The lock may seem like unnecessary frill, but you'll appreciate it when you put tongs in the dishwasher or in a drawer; locking them shut makes for a much more compact package.

OXO makes all of the sizes I've mentioned; their tongs feature a nice non-slip rubber ridge on each handle, and they have held up to active use for years. (To be fair, I've been just as pleased with the no-name ones I picked up at a restaurant supply house for $4.)

Tools: Razor-Sharp Paddle of Doom

OK, doom may be a stretch - but this hand-held mandoline puts a serious hurt on anything that gets close to its double-edged blade: cloves of garlic, onions, cucumbers, fingertips, you get the idea. Very thin (2.5mm, or about 1/10”), uniform slices fly off the ceramic blade at an astounding rate; the double-edge means that you can slice on both the downstroke and upstroke, so a clove of garlic disappears in seconds.

What makes this gadget much more useful than a knife or a countertop mandoline is the ability to slice directly into a sauce pan or mixing bowl. Flick paper-thin wisps of garlic right onto your green beans. Float delicate onion rings into sizzling butter, for the start of a great curry. Make a cucumber salad in 30 seconds, without a knife - just shave into a serving bowl and toss with rice wine vinegar and a little sugar. Shred a head of cabbage into cole slaw in 2 minutes flat.

In addition to impressive performance, it’s easy to clean by hand, and also dishwasher safe. Inexpensive, too - about $25.

There are a couple of downsides. At 3”, the blade isn’t very wide; you’ll need to cut large onions in half, and heads of cabbage into quarters to fit. Then there’s the razor-sharp blade. A reviewer on Amazon aptly describes the situation as “99% glorious and 1% terrifying.” The blade is incredibly sharp, and the included plastic finger guard is absolutely useless. Suck it up, and you'll be rewarded with a terrific tool.

Williams-Sonoma has these guys in stock, or available online here.

Subterranean Tuscan Potatoes Blues

Here's my Tuscan Potatoes recipe as a Bob Dylan video:

Walkthrough: Pulled Pork & Chicken

Here's the timeline for our Labor Day weekend feast - recipes will follow.

Friday: my butcher cut me a beautiful 9-pound Boston Butt, the ideal section of pork for smoking. The Boston Butt is the top portion of the front shoulder of the pig - the other, bonier, half of the shoulder is the Picnic. I also picked up a couple of plump chickens, about 4 and a half pounds each.

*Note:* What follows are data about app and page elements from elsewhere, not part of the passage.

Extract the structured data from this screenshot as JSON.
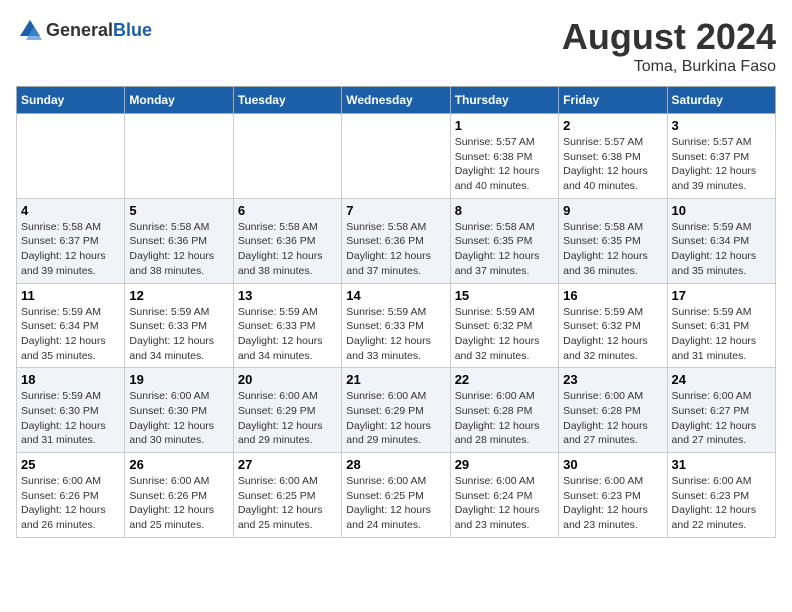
{
  "header": {
    "logo_general": "General",
    "logo_blue": "Blue",
    "month_year": "August 2024",
    "location": "Toma, Burkina Faso"
  },
  "weekdays": [
    "Sunday",
    "Monday",
    "Tuesday",
    "Wednesday",
    "Thursday",
    "Friday",
    "Saturday"
  ],
  "weeks": [
    [
      {
        "day": "",
        "info": ""
      },
      {
        "day": "",
        "info": ""
      },
      {
        "day": "",
        "info": ""
      },
      {
        "day": "",
        "info": ""
      },
      {
        "day": "1",
        "info": "Sunrise: 5:57 AM\nSunset: 6:38 PM\nDaylight: 12 hours\nand 40 minutes."
      },
      {
        "day": "2",
        "info": "Sunrise: 5:57 AM\nSunset: 6:38 PM\nDaylight: 12 hours\nand 40 minutes."
      },
      {
        "day": "3",
        "info": "Sunrise: 5:57 AM\nSunset: 6:37 PM\nDaylight: 12 hours\nand 39 minutes."
      }
    ],
    [
      {
        "day": "4",
        "info": "Sunrise: 5:58 AM\nSunset: 6:37 PM\nDaylight: 12 hours\nand 39 minutes."
      },
      {
        "day": "5",
        "info": "Sunrise: 5:58 AM\nSunset: 6:36 PM\nDaylight: 12 hours\nand 38 minutes."
      },
      {
        "day": "6",
        "info": "Sunrise: 5:58 AM\nSunset: 6:36 PM\nDaylight: 12 hours\nand 38 minutes."
      },
      {
        "day": "7",
        "info": "Sunrise: 5:58 AM\nSunset: 6:36 PM\nDaylight: 12 hours\nand 37 minutes."
      },
      {
        "day": "8",
        "info": "Sunrise: 5:58 AM\nSunset: 6:35 PM\nDaylight: 12 hours\nand 37 minutes."
      },
      {
        "day": "9",
        "info": "Sunrise: 5:58 AM\nSunset: 6:35 PM\nDaylight: 12 hours\nand 36 minutes."
      },
      {
        "day": "10",
        "info": "Sunrise: 5:59 AM\nSunset: 6:34 PM\nDaylight: 12 hours\nand 35 minutes."
      }
    ],
    [
      {
        "day": "11",
        "info": "Sunrise: 5:59 AM\nSunset: 6:34 PM\nDaylight: 12 hours\nand 35 minutes."
      },
      {
        "day": "12",
        "info": "Sunrise: 5:59 AM\nSunset: 6:33 PM\nDaylight: 12 hours\nand 34 minutes."
      },
      {
        "day": "13",
        "info": "Sunrise: 5:59 AM\nSunset: 6:33 PM\nDaylight: 12 hours\nand 34 minutes."
      },
      {
        "day": "14",
        "info": "Sunrise: 5:59 AM\nSunset: 6:33 PM\nDaylight: 12 hours\nand 33 minutes."
      },
      {
        "day": "15",
        "info": "Sunrise: 5:59 AM\nSunset: 6:32 PM\nDaylight: 12 hours\nand 32 minutes."
      },
      {
        "day": "16",
        "info": "Sunrise: 5:59 AM\nSunset: 6:32 PM\nDaylight: 12 hours\nand 32 minutes."
      },
      {
        "day": "17",
        "info": "Sunrise: 5:59 AM\nSunset: 6:31 PM\nDaylight: 12 hours\nand 31 minutes."
      }
    ],
    [
      {
        "day": "18",
        "info": "Sunrise: 5:59 AM\nSunset: 6:30 PM\nDaylight: 12 hours\nand 31 minutes."
      },
      {
        "day": "19",
        "info": "Sunrise: 6:00 AM\nSunset: 6:30 PM\nDaylight: 12 hours\nand 30 minutes."
      },
      {
        "day": "20",
        "info": "Sunrise: 6:00 AM\nSunset: 6:29 PM\nDaylight: 12 hours\nand 29 minutes."
      },
      {
        "day": "21",
        "info": "Sunrise: 6:00 AM\nSunset: 6:29 PM\nDaylight: 12 hours\nand 29 minutes."
      },
      {
        "day": "22",
        "info": "Sunrise: 6:00 AM\nSunset: 6:28 PM\nDaylight: 12 hours\nand 28 minutes."
      },
      {
        "day": "23",
        "info": "Sunrise: 6:00 AM\nSunset: 6:28 PM\nDaylight: 12 hours\nand 27 minutes."
      },
      {
        "day": "24",
        "info": "Sunrise: 6:00 AM\nSunset: 6:27 PM\nDaylight: 12 hours\nand 27 minutes."
      }
    ],
    [
      {
        "day": "25",
        "info": "Sunrise: 6:00 AM\nSunset: 6:26 PM\nDaylight: 12 hours\nand 26 minutes."
      },
      {
        "day": "26",
        "info": "Sunrise: 6:00 AM\nSunset: 6:26 PM\nDaylight: 12 hours\nand 25 minutes."
      },
      {
        "day": "27",
        "info": "Sunrise: 6:00 AM\nSunset: 6:25 PM\nDaylight: 12 hours\nand 25 minutes."
      },
      {
        "day": "28",
        "info": "Sunrise: 6:00 AM\nSunset: 6:25 PM\nDaylight: 12 hours\nand 24 minutes."
      },
      {
        "day": "29",
        "info": "Sunrise: 6:00 AM\nSunset: 6:24 PM\nDaylight: 12 hours\nand 23 minutes."
      },
      {
        "day": "30",
        "info": "Sunrise: 6:00 AM\nSunset: 6:23 PM\nDaylight: 12 hours\nand 23 minutes."
      },
      {
        "day": "31",
        "info": "Sunrise: 6:00 AM\nSunset: 6:23 PM\nDaylight: 12 hours\nand 22 minutes."
      }
    ]
  ]
}
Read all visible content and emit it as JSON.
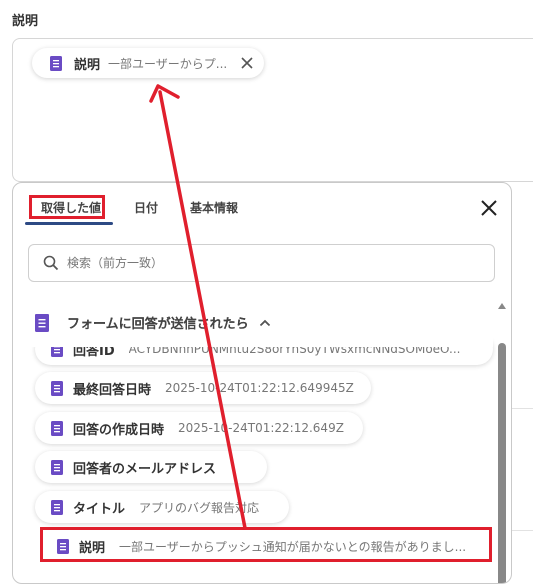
{
  "field": {
    "label": "説明",
    "chip": {
      "label": "説明",
      "value": "一部ユーザーからプ..."
    }
  },
  "panel": {
    "tabs": [
      {
        "label": "取得した値",
        "active": true
      },
      {
        "label": "日付",
        "active": false
      },
      {
        "label": "基本情報",
        "active": false
      }
    ],
    "search_placeholder": "検索（前方一致）",
    "group_title": "フォームに回答が送信されたら",
    "items": [
      {
        "label": "回答ID",
        "value": "ACYDBNhhPUNMntu2S8orYnS0yTWsxmcNNdSOMoeO..."
      },
      {
        "label": "最終回答日時",
        "value": "2025-10-24T01:22:12.649945Z"
      },
      {
        "label": "回答の作成日時",
        "value": "2025-10-24T01:22:12.649Z"
      },
      {
        "label": "回答者のメールアドレス",
        "value": ""
      },
      {
        "label": "タイトル",
        "value": "アプリのバグ報告対応"
      },
      {
        "label": "説明",
        "value": "一部ユーザーからプッシュ通知が届かないとの報告がありまし..."
      }
    ]
  },
  "colors": {
    "highlight": "#e01f2d",
    "icon": "#6a4bc4",
    "tab_underline": "#2d4a84"
  }
}
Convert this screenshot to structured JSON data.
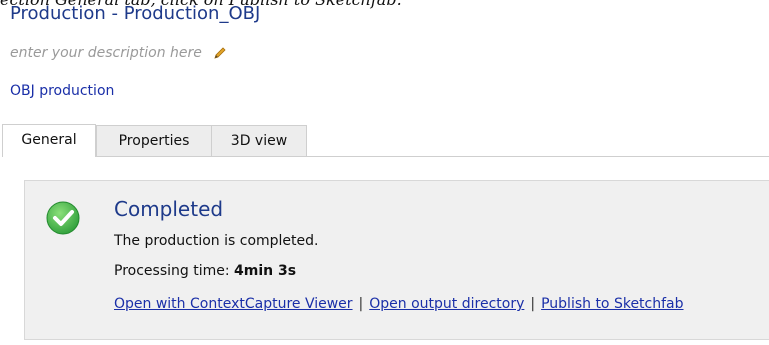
{
  "doc_text": {
    "before": "ection ",
    "emph1": "General",
    "middle": " tab, click on ",
    "emph2": "Publish to Sketchfab",
    "after": "."
  },
  "header": {
    "title": "Production - Production_OBJ",
    "description_placeholder": "enter your description here",
    "subtitle_link": "OBJ production"
  },
  "tabs": [
    {
      "label": "General",
      "active": true
    },
    {
      "label": "Properties",
      "active": false
    },
    {
      "label": "3D view",
      "active": false
    }
  ],
  "status": {
    "title": "Completed",
    "message": "The production is completed.",
    "processing_time_label": "Processing time:",
    "processing_time_value": "4min 3s",
    "links": [
      "Open with ContextCapture Viewer",
      "Open output directory",
      "Publish to Sketchfab"
    ],
    "link_separator": "|"
  },
  "colors": {
    "link": "#1a2fa8",
    "title": "#1e3a8a",
    "success": "#3cb44b",
    "panel_bg": "#f0f0f0"
  },
  "icons": {
    "edit": "pencil-icon",
    "status": "check-circle-icon"
  }
}
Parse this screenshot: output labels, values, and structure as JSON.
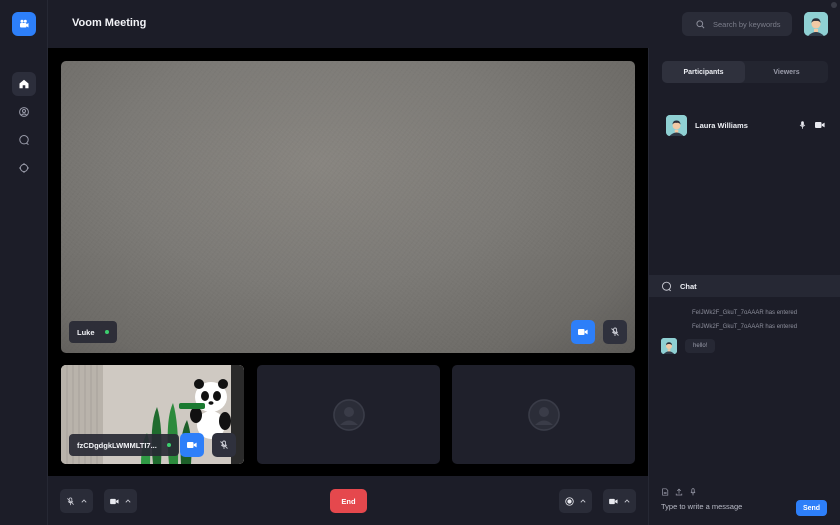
{
  "app": {
    "title": "Voom Meeting"
  },
  "header": {
    "search_placeholder": "Search by keywords"
  },
  "rail": {
    "items": [
      "home-icon",
      "profile-icon",
      "chat-icon",
      "settings-icon"
    ]
  },
  "stage": {
    "main": {
      "name": "Luke"
    },
    "tiles": [
      {
        "name": "fzCDgdgkLWMMLTI7..."
      },
      {
        "name": ""
      },
      {
        "name": ""
      }
    ]
  },
  "bottombar": {
    "end_label": "End"
  },
  "panel": {
    "tabs": [
      "Participants",
      "Viewers"
    ],
    "participants": [
      {
        "name": "Laura Williams"
      }
    ],
    "chat": {
      "title": "Chat",
      "system_messages": [
        "FeIJWk2F_GkuT_7oAAAR has entered",
        "FeIJWk2F_GkuT_7oAAAR has entered"
      ],
      "messages": [
        {
          "text": "hello!"
        }
      ],
      "input_placeholder": "Type to write a message",
      "send_label": "Send"
    }
  },
  "colors": {
    "accent": "#2d7ff9",
    "danger": "#e5484d",
    "online": "#3ccf6e",
    "background": "#1a1b25"
  }
}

Saturday, 9PM: rubbed the Boston Butt with a generous quantity of the Tri-Wizard, supplemented with celery seed, mustard powder, onion powder, brown sugar and paprika. Popped it into a 2.5 gallon Zip-Lok and watched "Human Nature," our Netflix pick.

Sunday, 9PM: took the pork out of the fridge and let it rest on the counter for an hour, still wrapped. At about half past the hour, I warmed up the smoker and prepared a mix of hickory and pecan wood, for sweetness and tang.

Sunday, 10PM: with the temperature at a perfect 225F, the pork hit the pit. Pork shoulder ought to spend about 1.5 hours in the smoker per pound of meat.

Monday, 9:30AM
: took the chickens out of the fridge and let them rest in the sink for about 20 minutes, still wrapped, while I prepared their accompaniments. I cleared out the cavities, rinsed the chickens well, then stuffed each one with 4 cloves of garlic, 4 whole cloves and an onion, cut in half. Light salt, pepper and paprika.

Monday, 10:30AM: with the temp still holding steady at 225F, the chickens joined the pig in the pit. Chickens should go about 4 hours in the smoker. Time to make the potato salad and cole slaw!

Monday, 3:00PM: the chickens come off the pit, after 4 and a half hours, with an internal temp of about 165F. I'll let them sit for 30 minutes, while I make a light sauce, then pull the meat off the bones and mix it with the sauce. Wrapped up, it'll stay warm for a couple of hours.

Monday, 4:00PM: after 18 hours, the pig's internal temp is only 170F, but we've got to go - we're taking the show on the road today. It gets a triple wrapping of aluminum foil before going into an ice chest.

Monday, 6:00PM: I unwrap the pig and pull it with two pairs of tongs. It's perfect: tender, smoky and juicy. Let's eat!